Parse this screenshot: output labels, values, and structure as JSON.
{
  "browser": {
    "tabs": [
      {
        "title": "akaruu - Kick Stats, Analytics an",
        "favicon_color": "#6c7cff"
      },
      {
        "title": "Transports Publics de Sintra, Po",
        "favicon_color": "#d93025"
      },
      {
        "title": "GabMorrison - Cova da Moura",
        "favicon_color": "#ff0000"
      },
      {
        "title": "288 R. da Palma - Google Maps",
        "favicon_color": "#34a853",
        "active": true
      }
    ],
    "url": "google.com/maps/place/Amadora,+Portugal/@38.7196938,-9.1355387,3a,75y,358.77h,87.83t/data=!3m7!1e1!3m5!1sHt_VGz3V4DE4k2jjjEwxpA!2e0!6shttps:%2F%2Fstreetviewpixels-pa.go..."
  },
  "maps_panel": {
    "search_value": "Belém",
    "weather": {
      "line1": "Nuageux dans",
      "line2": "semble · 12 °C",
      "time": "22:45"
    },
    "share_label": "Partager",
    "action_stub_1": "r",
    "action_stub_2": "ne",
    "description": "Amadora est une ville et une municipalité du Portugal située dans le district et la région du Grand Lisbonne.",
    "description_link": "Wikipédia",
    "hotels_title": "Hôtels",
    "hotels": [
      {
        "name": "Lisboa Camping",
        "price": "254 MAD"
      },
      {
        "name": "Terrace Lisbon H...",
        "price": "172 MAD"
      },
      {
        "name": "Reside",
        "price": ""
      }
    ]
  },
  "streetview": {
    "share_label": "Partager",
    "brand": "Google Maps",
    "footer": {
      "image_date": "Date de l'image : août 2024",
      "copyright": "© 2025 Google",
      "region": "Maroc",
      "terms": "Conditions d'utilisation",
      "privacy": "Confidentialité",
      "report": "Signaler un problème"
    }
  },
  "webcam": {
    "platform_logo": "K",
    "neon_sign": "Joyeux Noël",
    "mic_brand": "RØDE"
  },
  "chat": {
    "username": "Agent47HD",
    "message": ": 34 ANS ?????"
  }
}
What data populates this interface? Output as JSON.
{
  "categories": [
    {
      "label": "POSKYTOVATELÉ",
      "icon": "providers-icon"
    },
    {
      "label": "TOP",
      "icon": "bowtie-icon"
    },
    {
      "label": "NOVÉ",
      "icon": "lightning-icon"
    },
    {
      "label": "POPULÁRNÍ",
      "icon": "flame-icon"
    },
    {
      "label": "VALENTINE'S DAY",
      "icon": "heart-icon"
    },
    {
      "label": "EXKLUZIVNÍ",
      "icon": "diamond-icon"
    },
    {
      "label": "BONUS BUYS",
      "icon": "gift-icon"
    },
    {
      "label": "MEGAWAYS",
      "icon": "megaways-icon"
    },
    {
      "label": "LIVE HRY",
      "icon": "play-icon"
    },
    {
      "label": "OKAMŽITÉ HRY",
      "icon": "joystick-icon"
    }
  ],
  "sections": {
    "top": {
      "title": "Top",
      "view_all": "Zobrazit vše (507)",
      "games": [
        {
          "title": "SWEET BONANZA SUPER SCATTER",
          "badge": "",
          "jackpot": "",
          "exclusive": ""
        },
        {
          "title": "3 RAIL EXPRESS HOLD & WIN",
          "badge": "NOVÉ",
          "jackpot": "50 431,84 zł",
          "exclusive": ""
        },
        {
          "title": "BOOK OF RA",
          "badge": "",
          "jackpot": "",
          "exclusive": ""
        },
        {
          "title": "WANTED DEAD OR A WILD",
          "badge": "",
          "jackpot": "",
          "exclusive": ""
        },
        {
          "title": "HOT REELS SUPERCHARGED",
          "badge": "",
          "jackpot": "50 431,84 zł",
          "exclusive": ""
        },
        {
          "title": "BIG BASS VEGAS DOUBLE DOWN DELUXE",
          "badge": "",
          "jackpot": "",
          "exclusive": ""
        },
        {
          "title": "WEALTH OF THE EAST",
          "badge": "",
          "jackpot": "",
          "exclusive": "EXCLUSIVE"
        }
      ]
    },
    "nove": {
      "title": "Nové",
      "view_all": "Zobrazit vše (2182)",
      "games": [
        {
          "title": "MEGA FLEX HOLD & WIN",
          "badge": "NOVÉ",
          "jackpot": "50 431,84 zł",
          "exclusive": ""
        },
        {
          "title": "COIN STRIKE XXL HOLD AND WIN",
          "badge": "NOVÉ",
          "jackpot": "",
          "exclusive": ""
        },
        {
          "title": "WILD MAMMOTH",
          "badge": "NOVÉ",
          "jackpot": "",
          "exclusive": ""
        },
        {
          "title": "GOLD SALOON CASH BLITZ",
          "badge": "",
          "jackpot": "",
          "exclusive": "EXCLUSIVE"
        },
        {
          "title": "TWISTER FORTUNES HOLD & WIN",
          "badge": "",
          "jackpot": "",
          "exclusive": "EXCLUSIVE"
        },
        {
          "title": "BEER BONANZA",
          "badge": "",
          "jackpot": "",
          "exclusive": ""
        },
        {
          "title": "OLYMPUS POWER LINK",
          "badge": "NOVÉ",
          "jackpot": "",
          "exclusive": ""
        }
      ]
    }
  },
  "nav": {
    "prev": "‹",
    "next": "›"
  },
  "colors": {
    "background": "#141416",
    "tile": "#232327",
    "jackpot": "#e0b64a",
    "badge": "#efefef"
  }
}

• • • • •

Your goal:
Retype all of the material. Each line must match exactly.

Solved exercise:
Parse this screenshot: output labels, values, and structure as JSON.
{
  "browser": {
    "tabs": [
      {
        "title": "akaruu - Kick Stats, Analytics an",
        "favicon_color": "#6c7cff"
      },
      {
        "title": "Transports Publics de Sintra, Po",
        "favicon_color": "#d93025"
      },
      {
        "title": "GabMorrison - Cova da Moura",
        "favicon_color": "#ff0000"
      },
      {
        "title": "288 R. da Palma - Google Maps",
        "favicon_color": "#34a853",
        "active": true
      }
    ],
    "url": "google.com/maps/place/Amadora,+Portugal/@38.7196938,-9.1355387,3a,75y,358.77h,87.83t/data=!3m7!1e1!3m5!1sHt_VGz3V4DE4k2jjjEwxpA!2e0!6shttps:%2F%2Fstreetviewpixels-pa.go..."
  },
  "maps_panel": {
    "search_value": "Belém",
    "weather": {
      "line1": "Nuageux dans",
      "line2": "semble · 12 °C",
      "time": "22:45"
    },
    "share_label": "Partager",
    "action_stub_1": "r",
    "action_stub_2": "ne",
    "description": "Amadora est une ville et une municipalité du Portugal située dans le district et la région du Grand Lisbonne.",
    "description_link": "Wikipédia",
    "hotels_title": "Hôtels",
    "hotels": [
      {
        "name": "Lisboa Camping",
        "price": "254 MAD"
      },
      {
        "name": "Terrace Lisbon H...",
        "price": "172 MAD"
      },
      {
        "name": "Reside",
        "price": ""
      }
    ]
  },
  "streetview": {
    "share_label": "Partager",
    "brand": "Google Maps",
    "footer": {
      "image_date": "Date de l'image : août 2024",
      "copyright": "© 2025 Google",
      "region": "Maroc",
      "terms": "Conditions d'utilisation",
      "privacy": "Confidentialité",
      "report": "Signaler un problème"
    }
  },
  "webcam": {
    "platform_logo": "K",
    "neon_sign": "Joyeux Noël",
    "mic_brand": "RØDE"
  },
  "chat": {
    "username": "Agent47HD",
    "message": ": 34 ANS ?????"
  }
}
What data populates this interface? Output as JSON.
{
  "categories": [
    {
      "label": "POSKYTOVATELÉ",
      "icon": "providers-icon"
    },
    {
      "label": "TOP",
      "icon": "bowtie-icon"
    },
    {
      "label": "NOVÉ",
      "icon": "lightning-icon"
    },
    {
      "label": "POPULÁRNÍ",
      "icon": "flame-icon"
    },
    {
      "label": "VALENTINE'S DAY",
      "icon": "heart-icon"
    },
    {
      "label": "EXKLUZIVNÍ",
      "icon": "diamond-icon"
    },
    {
      "label": "BONUS BUYS",
      "icon": "gift-icon"
    },
    {
      "label": "MEGAWAYS",
      "icon": "megaways-icon"
    },
    {
      "label": "LIVE HRY",
      "icon": "play-icon"
    },
    {
      "label": "OKAMŽITÉ HRY",
      "icon": "joystick-icon"
    }
  ],
  "sections": {
    "top": {
      "title": "Top",
      "view_all": "Zobrazit vše (507)",
      "games": [
        {
          "title": "SWEET BONANZA SUPER SCATTER",
          "badge": "",
          "jackpot": "",
          "exclusive": ""
        },
        {
          "title": "3 RAIL EXPRESS HOLD & WIN",
          "badge": "NOVÉ",
          "jackpot": "50 431,84 zł",
          "exclusive": ""
        },
        {
          "title": "BOOK OF RA",
          "badge": "",
          "jackpot": "",
          "exclusive": ""
        },
        {
          "title": "WANTED DEAD OR A WILD",
          "badge": "",
          "jackpot": "",
          "exclusive": ""
        },
        {
          "title": "HOT REELS SUPERCHARGED",
          "badge": "",
          "jackpot": "50 431,84 zł",
          "exclusive": ""
        },
        {
          "title": "BIG BASS VEGAS DOUBLE DOWN DELUXE",
          "badge": "",
          "jackpot": "",
          "exclusive": ""
        },
        {
          "title": "WEALTH OF THE EAST",
          "badge": "",
          "jackpot": "",
          "exclusive": "EXCLUSIVE"
        }
      ]
    },
    "nove": {
      "title": "Nové",
      "view_all": "Zobrazit vše (2182)",
      "games": [
        {
          "title": "MEGA FLEX HOLD & WIN",
          "badge": "NOVÉ",
          "jackpot": "50 431,84 zł",
          "exclusive": ""
        },
        {
          "title": "COIN STRIKE XXL HOLD AND WIN",
          "badge": "NOVÉ",
          "jackpot": "",
          "exclusive": ""
        },
        {
          "title": "WILD MAMMOTH",
          "badge": "NOVÉ",
          "jackpot": "",
          "exclusive": ""
        },
        {
          "title": "GOLD SALOON CASH BLITZ",
          "badge": "",
          "jackpot": "",
          "exclusive": "EXCLUSIVE"
        },
        {
          "title": "TWISTER FORTUNES HOLD & WIN",
          "badge": "",
          "jackpot": "",
          "exclusive": "EXCLUSIVE"
        },
        {
          "title": "BEER BONANZA",
          "badge": "",
          "jackpot": "",
          "exclusive": ""
        },
        {
          "title": "OLYMPUS POWER LINK",
          "badge": "NOVÉ",
          "jackpot": "",
          "exclusive": ""
        }
      ]
    }
  },
  "nav": {
    "prev": "‹",
    "next": "›"
  },
  "colors": {
    "background": "#141416",
    "tile": "#232327",
    "jackpot": "#e0b64a",
    "badge": "#efefef"
  }
}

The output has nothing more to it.